Go over the data below line by line, and state how many lines contain the string "life". Give the number only.

(Source data begins)

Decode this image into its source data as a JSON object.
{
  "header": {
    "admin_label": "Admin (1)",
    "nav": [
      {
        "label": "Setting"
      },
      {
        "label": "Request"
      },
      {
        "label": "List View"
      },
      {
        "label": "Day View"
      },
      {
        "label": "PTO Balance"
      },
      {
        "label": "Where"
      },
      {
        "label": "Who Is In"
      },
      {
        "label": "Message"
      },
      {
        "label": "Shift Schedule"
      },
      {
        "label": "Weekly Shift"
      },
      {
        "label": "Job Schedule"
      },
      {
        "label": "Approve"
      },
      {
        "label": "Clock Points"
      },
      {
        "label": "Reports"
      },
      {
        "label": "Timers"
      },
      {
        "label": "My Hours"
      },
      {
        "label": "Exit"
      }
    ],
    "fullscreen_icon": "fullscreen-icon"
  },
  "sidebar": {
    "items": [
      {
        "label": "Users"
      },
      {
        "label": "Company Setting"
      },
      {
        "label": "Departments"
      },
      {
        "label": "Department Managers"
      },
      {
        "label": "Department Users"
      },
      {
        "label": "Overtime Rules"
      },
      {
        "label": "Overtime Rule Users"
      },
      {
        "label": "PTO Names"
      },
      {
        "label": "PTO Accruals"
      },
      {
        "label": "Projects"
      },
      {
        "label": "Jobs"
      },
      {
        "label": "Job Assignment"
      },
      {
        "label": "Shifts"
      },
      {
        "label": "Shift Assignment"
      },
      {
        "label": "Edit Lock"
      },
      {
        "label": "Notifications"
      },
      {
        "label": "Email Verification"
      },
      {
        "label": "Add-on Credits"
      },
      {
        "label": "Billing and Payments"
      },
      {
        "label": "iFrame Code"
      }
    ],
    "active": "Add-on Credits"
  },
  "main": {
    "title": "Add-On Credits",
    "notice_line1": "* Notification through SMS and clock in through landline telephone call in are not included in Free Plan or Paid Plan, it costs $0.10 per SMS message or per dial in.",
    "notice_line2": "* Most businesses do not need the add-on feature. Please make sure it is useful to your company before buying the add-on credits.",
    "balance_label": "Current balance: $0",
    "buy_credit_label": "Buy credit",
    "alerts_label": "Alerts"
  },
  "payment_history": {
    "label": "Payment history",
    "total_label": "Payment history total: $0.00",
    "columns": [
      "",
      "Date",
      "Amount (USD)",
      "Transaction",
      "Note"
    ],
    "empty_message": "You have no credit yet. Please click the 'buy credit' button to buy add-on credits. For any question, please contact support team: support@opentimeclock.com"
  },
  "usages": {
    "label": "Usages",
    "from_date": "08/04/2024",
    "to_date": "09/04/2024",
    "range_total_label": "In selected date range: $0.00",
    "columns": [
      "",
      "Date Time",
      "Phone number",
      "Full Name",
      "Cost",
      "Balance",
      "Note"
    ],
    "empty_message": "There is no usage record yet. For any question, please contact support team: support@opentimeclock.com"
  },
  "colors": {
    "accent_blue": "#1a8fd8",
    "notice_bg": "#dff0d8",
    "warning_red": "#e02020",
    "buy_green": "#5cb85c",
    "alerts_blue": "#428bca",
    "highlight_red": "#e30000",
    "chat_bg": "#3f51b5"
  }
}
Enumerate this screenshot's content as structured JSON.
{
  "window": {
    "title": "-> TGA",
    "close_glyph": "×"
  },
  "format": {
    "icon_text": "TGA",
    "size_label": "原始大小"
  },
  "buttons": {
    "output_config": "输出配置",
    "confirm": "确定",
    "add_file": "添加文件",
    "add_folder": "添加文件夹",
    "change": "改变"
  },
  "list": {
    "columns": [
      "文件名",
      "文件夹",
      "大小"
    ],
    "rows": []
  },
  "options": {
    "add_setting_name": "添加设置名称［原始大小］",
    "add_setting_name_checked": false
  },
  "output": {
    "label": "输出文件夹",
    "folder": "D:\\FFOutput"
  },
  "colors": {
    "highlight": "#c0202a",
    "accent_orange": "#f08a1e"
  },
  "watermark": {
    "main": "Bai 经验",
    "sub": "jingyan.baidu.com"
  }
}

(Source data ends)
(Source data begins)

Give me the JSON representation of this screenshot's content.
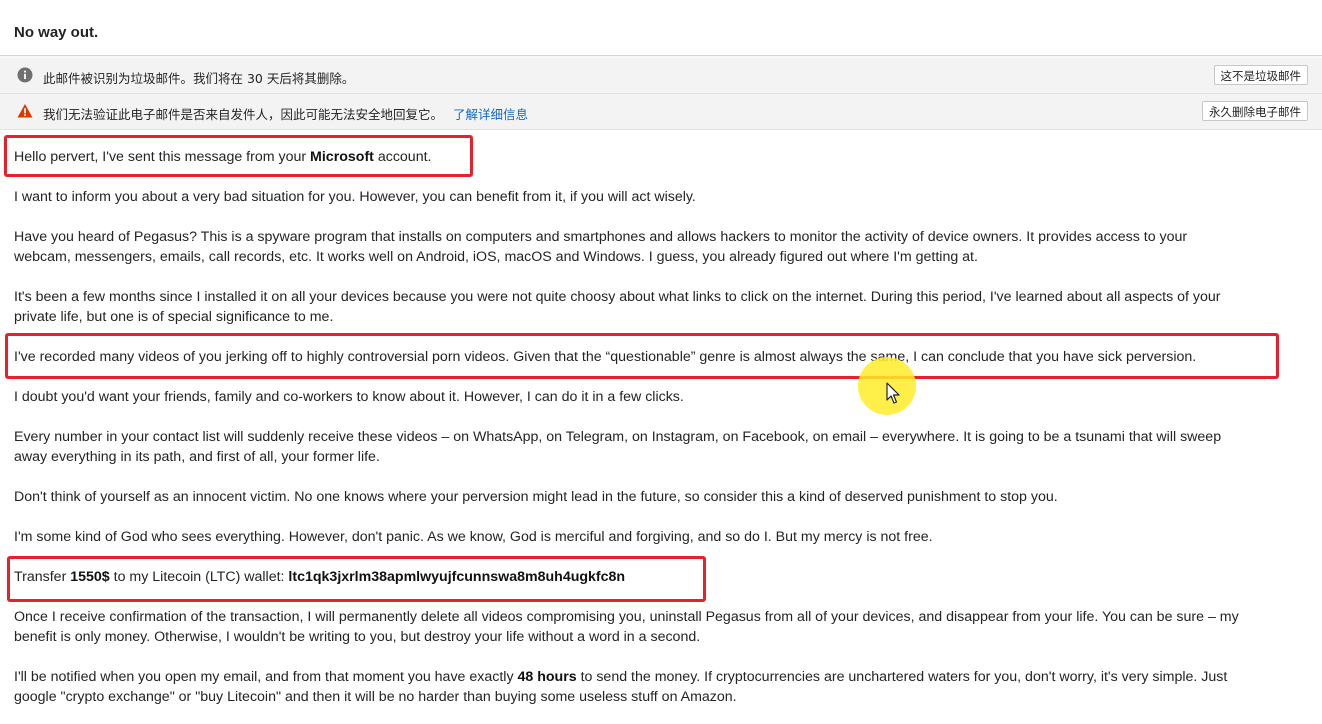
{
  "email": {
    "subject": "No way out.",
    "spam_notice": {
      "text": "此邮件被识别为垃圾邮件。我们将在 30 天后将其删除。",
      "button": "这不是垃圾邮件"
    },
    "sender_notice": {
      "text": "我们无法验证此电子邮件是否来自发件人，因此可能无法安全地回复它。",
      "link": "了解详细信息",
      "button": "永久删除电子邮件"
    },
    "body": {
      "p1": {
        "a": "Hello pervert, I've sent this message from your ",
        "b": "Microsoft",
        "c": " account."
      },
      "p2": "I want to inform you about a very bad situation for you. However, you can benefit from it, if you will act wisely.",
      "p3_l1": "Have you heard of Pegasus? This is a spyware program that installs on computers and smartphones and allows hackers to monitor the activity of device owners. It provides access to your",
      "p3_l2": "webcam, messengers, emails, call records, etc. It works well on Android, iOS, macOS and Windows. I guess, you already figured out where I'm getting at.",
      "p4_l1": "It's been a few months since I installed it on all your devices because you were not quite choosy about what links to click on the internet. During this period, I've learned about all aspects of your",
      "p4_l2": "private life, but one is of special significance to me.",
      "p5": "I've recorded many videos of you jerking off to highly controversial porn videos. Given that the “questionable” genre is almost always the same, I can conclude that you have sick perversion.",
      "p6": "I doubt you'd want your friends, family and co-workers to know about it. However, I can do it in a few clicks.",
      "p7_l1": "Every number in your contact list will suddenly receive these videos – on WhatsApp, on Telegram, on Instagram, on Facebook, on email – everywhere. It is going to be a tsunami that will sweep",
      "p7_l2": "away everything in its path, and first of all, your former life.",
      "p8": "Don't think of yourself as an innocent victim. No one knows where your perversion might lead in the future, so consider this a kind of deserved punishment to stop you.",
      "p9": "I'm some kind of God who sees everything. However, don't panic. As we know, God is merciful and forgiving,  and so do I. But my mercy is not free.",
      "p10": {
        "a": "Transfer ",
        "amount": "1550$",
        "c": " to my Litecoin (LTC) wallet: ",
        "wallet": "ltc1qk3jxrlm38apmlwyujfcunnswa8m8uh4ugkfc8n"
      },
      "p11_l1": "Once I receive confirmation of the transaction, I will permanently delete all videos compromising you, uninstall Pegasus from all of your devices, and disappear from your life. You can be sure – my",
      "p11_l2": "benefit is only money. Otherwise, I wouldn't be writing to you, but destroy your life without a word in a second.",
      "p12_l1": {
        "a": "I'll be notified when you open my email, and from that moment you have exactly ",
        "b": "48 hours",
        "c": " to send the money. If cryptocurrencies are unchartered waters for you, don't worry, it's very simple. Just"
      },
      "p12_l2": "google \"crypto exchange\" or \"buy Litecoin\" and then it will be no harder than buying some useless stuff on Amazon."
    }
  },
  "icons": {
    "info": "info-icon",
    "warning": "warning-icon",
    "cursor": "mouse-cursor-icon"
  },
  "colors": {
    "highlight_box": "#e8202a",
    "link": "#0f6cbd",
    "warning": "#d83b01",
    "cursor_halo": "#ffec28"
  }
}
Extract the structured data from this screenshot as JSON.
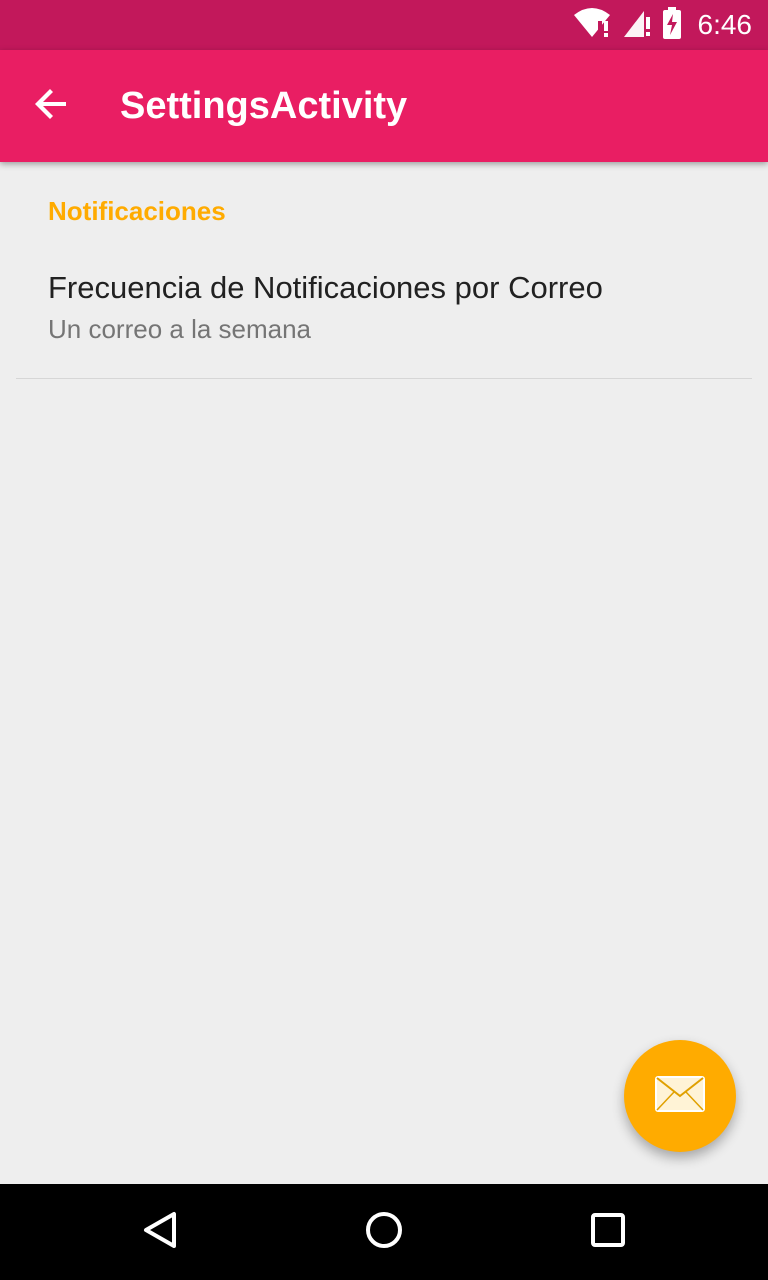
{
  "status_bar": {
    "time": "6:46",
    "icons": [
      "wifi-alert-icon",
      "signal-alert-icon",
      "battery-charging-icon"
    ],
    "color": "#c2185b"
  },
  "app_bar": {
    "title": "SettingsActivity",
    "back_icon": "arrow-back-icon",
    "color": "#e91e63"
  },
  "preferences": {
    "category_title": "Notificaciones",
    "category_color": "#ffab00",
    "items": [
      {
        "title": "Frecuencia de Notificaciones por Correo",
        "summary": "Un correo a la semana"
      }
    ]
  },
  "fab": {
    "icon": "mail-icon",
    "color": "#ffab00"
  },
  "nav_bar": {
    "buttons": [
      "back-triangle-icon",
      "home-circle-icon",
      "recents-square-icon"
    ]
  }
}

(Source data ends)
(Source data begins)

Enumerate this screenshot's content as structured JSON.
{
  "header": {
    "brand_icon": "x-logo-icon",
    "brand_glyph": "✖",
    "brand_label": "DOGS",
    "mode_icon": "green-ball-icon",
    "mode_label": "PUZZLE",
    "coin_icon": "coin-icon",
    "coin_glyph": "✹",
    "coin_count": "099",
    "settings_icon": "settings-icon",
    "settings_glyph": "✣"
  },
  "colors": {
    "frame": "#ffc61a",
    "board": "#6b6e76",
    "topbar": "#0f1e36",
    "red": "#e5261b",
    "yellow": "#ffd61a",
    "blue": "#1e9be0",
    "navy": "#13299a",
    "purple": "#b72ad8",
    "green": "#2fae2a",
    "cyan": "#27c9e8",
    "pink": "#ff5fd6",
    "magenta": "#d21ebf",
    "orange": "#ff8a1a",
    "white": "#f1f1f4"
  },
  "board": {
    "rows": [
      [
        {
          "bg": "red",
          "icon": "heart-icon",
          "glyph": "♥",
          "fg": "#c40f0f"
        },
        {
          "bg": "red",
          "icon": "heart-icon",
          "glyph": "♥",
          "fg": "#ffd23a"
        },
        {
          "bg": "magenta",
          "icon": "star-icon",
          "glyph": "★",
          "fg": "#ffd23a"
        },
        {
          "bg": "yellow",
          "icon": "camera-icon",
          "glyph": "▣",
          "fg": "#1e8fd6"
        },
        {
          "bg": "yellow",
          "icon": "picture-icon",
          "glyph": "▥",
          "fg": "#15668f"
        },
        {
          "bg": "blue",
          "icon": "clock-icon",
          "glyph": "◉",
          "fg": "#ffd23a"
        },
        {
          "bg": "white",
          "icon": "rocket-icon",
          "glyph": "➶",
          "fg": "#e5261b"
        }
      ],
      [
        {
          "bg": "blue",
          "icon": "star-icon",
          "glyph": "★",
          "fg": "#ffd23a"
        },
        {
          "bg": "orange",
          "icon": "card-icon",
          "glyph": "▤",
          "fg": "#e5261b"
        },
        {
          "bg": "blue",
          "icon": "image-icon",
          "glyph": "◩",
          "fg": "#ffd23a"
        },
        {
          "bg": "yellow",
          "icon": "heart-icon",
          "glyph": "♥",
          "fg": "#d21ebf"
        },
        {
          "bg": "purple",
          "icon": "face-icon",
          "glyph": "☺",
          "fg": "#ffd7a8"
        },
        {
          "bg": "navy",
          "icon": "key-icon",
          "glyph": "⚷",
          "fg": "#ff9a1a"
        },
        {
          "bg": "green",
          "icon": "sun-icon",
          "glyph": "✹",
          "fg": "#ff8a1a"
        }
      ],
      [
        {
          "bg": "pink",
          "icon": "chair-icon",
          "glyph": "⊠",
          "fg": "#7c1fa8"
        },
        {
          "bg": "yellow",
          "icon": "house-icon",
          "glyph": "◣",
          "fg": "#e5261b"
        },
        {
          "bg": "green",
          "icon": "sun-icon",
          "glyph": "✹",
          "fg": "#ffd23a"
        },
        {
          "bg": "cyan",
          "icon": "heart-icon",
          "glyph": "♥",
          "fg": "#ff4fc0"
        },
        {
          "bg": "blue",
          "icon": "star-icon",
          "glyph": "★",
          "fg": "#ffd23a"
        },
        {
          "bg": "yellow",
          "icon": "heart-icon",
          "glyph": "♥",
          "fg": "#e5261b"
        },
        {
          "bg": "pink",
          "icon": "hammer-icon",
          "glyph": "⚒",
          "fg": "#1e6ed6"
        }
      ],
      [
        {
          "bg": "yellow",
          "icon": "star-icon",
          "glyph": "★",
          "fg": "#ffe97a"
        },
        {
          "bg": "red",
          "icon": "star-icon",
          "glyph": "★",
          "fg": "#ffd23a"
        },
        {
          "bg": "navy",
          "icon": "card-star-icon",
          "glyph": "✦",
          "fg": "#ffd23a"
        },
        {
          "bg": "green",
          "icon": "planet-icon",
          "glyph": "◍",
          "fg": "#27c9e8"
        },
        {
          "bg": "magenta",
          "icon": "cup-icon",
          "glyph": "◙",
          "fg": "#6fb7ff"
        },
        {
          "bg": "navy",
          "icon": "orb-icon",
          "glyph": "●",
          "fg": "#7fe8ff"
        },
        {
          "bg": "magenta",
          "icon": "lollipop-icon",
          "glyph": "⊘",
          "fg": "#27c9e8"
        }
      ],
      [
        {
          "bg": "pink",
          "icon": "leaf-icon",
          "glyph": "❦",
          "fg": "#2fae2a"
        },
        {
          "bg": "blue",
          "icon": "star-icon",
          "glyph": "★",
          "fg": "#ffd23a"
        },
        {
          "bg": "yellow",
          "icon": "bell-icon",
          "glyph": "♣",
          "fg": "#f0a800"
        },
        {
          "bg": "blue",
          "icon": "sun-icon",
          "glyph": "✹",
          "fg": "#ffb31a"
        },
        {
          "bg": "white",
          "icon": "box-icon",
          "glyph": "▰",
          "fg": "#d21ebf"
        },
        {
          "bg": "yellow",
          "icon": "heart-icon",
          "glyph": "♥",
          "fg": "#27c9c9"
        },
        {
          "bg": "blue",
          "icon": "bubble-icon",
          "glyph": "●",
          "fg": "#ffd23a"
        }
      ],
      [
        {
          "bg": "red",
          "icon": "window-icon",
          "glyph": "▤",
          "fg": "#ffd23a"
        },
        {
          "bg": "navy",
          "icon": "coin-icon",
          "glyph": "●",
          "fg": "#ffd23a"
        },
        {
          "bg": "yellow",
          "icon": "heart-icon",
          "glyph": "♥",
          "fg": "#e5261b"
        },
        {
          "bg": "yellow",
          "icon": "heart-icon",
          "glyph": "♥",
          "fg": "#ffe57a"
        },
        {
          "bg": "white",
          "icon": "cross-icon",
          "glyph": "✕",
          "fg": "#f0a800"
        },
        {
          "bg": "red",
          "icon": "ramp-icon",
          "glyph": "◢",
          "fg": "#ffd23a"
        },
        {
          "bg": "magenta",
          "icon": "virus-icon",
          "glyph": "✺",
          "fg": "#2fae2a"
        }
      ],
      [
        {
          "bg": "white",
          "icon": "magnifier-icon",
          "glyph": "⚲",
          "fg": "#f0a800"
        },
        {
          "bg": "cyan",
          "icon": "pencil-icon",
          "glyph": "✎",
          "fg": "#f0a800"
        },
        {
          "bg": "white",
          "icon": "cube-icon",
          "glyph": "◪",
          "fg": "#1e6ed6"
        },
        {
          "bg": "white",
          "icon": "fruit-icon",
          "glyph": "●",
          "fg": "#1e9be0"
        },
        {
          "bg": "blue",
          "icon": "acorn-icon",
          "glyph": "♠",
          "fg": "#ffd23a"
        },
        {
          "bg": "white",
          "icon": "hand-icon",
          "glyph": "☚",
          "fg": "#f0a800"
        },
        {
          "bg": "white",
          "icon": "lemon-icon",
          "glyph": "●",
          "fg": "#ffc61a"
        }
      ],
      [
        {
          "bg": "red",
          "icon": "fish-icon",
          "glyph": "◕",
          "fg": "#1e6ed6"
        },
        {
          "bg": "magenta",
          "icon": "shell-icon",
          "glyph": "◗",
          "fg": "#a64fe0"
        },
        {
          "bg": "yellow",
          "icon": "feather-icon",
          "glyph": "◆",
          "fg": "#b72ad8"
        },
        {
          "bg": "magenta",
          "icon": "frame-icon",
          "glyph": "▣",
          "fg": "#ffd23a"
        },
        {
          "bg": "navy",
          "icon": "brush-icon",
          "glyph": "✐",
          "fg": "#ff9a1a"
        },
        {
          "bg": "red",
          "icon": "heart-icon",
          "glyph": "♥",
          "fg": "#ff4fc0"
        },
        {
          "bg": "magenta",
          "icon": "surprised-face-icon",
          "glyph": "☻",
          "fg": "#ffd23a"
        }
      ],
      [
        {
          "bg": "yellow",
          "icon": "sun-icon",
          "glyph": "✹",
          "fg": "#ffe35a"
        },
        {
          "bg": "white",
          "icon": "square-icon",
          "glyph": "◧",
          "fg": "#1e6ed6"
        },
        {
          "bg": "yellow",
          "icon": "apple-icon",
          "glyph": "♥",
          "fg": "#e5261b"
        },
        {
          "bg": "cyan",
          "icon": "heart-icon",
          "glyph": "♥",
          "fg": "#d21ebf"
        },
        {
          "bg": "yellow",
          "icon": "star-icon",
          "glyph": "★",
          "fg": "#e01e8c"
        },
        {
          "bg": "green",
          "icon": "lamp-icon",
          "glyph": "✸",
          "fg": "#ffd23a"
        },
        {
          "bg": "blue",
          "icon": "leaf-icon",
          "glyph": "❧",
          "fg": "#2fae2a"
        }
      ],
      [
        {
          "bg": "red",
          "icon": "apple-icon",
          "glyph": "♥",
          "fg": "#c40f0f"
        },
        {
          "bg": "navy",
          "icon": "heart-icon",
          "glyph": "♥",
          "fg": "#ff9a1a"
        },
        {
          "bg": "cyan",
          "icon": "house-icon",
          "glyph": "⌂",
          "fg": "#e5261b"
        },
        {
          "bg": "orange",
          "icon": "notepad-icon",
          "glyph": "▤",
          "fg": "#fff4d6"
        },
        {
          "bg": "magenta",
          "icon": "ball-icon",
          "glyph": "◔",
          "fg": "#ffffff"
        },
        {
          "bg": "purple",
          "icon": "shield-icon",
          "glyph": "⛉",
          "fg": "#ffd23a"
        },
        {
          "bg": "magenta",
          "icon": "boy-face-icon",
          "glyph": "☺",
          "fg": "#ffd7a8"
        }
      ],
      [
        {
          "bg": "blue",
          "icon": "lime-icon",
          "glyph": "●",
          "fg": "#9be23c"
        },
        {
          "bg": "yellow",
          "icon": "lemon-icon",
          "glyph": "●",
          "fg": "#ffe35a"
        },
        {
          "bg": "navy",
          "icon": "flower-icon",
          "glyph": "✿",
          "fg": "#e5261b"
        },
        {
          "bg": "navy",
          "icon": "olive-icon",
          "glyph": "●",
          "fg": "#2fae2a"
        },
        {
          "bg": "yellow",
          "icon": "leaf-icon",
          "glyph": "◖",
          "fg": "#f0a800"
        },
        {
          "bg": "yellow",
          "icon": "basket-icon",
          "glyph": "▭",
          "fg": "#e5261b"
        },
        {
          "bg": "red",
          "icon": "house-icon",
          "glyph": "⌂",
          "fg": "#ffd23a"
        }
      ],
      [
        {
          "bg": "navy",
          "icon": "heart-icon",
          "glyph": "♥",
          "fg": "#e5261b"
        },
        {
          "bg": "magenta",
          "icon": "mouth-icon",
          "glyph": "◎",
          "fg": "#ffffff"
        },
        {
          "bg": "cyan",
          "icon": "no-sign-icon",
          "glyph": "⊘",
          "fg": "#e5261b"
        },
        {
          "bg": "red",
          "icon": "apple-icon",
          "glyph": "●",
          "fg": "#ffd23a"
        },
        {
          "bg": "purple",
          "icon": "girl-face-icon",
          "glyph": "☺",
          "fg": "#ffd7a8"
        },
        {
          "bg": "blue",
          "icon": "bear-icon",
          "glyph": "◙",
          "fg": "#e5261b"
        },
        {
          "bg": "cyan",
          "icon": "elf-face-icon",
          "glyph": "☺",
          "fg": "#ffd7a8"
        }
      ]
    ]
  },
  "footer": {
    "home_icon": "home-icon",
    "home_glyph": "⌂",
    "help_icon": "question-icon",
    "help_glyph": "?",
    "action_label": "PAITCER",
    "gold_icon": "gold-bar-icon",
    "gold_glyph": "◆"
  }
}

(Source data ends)

## Answer below
4